■ Problem requirements
The answer must be a single number: how many lines of the records below hold the word "title".

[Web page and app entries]
***

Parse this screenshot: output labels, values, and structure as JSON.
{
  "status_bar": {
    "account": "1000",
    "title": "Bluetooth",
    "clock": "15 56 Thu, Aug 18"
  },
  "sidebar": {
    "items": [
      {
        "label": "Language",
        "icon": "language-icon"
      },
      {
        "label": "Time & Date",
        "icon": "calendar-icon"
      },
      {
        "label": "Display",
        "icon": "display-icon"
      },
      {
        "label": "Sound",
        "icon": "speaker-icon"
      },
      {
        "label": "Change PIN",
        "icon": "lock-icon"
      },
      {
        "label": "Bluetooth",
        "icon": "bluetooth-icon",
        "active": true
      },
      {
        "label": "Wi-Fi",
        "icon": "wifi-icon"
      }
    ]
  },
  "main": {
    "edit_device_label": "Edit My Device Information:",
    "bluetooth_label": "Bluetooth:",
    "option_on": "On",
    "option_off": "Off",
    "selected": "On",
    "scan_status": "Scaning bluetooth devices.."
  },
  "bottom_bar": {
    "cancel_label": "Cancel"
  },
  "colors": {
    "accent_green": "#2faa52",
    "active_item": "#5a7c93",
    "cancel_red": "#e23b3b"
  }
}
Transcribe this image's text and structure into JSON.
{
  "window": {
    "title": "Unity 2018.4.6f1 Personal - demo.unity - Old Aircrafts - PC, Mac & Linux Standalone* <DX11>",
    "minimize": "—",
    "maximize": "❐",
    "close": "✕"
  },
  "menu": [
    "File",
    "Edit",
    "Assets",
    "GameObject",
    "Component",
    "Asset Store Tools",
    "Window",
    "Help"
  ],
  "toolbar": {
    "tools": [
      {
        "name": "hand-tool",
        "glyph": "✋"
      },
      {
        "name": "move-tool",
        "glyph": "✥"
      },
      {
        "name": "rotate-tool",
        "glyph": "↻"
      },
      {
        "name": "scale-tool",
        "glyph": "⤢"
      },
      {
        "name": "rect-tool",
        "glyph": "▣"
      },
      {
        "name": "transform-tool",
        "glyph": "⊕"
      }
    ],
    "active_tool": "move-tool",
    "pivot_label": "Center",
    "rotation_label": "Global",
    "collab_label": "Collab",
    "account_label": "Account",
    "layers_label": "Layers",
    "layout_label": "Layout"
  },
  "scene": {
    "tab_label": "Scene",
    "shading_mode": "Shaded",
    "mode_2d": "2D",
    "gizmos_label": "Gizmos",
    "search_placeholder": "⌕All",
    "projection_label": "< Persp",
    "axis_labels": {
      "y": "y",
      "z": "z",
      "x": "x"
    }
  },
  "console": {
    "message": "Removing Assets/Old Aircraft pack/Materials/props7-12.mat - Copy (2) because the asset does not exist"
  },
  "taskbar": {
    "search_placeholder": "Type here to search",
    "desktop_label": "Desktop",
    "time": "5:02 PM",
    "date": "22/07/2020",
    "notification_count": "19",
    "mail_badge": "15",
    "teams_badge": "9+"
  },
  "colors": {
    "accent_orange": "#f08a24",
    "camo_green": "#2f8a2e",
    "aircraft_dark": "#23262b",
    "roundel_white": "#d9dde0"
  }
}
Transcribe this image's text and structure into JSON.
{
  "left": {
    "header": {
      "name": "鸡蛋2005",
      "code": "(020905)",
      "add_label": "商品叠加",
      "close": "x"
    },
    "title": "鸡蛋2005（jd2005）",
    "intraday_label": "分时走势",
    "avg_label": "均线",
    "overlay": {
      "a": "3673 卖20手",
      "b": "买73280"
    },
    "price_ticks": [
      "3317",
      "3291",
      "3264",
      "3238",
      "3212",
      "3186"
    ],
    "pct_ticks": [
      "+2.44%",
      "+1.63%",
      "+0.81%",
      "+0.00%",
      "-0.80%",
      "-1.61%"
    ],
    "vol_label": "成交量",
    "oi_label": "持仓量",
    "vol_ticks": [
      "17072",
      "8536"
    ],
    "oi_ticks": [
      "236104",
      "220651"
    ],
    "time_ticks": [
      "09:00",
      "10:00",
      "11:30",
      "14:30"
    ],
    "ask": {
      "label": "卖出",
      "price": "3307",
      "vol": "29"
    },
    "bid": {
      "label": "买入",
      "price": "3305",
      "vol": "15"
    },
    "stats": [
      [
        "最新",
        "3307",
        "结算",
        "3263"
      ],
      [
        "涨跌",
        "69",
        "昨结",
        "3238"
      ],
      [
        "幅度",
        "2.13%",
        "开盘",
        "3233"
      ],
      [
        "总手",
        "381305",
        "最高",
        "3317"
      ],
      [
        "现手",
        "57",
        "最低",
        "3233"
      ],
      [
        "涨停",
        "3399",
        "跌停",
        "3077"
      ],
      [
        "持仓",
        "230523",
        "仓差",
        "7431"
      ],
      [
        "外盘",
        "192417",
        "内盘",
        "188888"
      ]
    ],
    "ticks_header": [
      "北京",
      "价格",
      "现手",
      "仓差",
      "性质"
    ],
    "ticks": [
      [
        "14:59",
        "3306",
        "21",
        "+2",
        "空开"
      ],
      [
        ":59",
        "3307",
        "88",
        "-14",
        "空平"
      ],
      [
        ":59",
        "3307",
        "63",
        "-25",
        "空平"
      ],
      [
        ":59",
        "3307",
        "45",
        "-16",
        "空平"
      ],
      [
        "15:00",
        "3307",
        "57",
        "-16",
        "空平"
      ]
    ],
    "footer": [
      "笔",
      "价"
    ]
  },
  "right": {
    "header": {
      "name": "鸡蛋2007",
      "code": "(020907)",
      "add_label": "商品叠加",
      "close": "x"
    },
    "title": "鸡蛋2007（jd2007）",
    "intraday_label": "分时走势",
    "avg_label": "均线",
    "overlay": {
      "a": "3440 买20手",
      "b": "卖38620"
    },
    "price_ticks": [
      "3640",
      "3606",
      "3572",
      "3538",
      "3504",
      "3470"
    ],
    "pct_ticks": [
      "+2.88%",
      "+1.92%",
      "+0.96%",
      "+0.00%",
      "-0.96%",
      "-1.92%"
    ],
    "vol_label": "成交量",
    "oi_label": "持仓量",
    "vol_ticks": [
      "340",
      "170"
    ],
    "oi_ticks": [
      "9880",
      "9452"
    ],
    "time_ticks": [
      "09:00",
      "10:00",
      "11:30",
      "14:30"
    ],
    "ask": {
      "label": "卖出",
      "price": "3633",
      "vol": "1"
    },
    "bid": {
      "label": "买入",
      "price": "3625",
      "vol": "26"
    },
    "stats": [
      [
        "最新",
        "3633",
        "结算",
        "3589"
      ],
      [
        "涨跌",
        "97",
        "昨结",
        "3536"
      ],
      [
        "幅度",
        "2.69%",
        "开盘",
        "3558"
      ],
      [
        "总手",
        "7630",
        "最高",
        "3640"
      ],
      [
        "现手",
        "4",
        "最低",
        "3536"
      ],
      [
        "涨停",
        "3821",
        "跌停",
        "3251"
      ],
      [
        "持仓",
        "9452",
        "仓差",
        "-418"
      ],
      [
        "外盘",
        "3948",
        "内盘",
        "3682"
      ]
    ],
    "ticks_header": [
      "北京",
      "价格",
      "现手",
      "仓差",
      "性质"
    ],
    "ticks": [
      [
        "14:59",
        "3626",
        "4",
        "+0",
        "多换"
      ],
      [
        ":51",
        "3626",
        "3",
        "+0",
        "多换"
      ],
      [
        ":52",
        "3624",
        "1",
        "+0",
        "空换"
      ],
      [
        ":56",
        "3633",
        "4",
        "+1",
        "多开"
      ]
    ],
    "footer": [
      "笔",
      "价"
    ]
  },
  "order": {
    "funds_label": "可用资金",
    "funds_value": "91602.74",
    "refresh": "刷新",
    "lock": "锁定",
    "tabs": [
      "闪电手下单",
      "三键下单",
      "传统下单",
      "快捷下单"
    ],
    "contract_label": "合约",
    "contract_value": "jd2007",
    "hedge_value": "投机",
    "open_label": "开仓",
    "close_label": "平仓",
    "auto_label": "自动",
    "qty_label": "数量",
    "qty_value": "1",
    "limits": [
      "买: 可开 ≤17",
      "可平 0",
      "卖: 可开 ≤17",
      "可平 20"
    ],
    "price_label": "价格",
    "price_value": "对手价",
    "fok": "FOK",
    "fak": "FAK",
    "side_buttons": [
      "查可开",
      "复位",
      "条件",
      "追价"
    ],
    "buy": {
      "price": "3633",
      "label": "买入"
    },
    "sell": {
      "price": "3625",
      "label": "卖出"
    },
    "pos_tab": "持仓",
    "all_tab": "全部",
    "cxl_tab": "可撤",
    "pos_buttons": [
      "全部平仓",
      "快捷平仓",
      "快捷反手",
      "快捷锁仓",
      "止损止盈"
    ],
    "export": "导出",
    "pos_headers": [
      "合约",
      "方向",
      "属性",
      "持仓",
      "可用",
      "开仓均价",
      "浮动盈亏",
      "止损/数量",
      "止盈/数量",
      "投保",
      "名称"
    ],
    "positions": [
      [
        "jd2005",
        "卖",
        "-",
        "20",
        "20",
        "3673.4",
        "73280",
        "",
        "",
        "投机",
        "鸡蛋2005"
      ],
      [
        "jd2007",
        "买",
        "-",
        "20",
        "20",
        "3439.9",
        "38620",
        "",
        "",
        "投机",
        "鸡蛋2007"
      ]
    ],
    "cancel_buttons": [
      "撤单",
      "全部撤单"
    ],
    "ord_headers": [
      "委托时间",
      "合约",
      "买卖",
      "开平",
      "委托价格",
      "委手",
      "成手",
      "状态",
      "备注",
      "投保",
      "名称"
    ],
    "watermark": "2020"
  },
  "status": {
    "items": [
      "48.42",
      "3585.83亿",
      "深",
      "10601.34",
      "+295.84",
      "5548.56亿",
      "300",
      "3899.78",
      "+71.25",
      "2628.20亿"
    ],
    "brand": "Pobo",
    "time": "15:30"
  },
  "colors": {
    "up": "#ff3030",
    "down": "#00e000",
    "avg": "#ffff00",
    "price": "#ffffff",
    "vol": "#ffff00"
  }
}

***

■ Response for this exercise
4